NPR reported last month that, for the first time in five years, the U.S. Army had more than met its recruiting goals.
This happens every time unemployment rises, and it should be absolutely no surprise. People choose military service after high school partly out of a desire to serve the country; but there is strong evidence that incentives matter.
Higher pay increases the supply of enlistees, and so does a reduced opportunity cost — the value of potential enlistees’ time in other activities. Higher unemployment is especially heavily concentrated among young workers; the alternatives for high-school graduates in a recession are reduced, and the military becomes a more attractive option.
So I would be happy to bet that the Army will have even less trouble meeting enlistment goals in 2009, provided its demand for enlistees does not increase too much.

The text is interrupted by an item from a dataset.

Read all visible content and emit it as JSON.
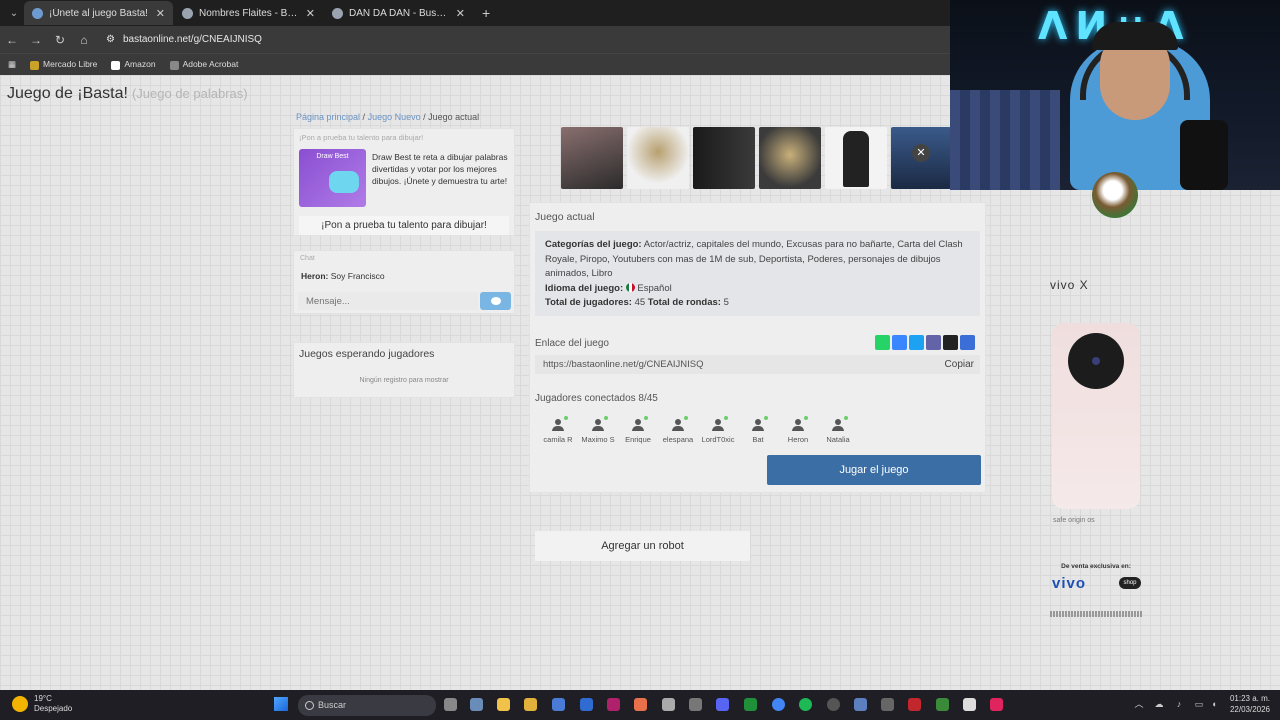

Other supply behavior is countercyclical too — and typically includes enrollment in economics courses. So the recession should increase the demand for teachers of intro economics, like me. An ill wind blows a bit of good!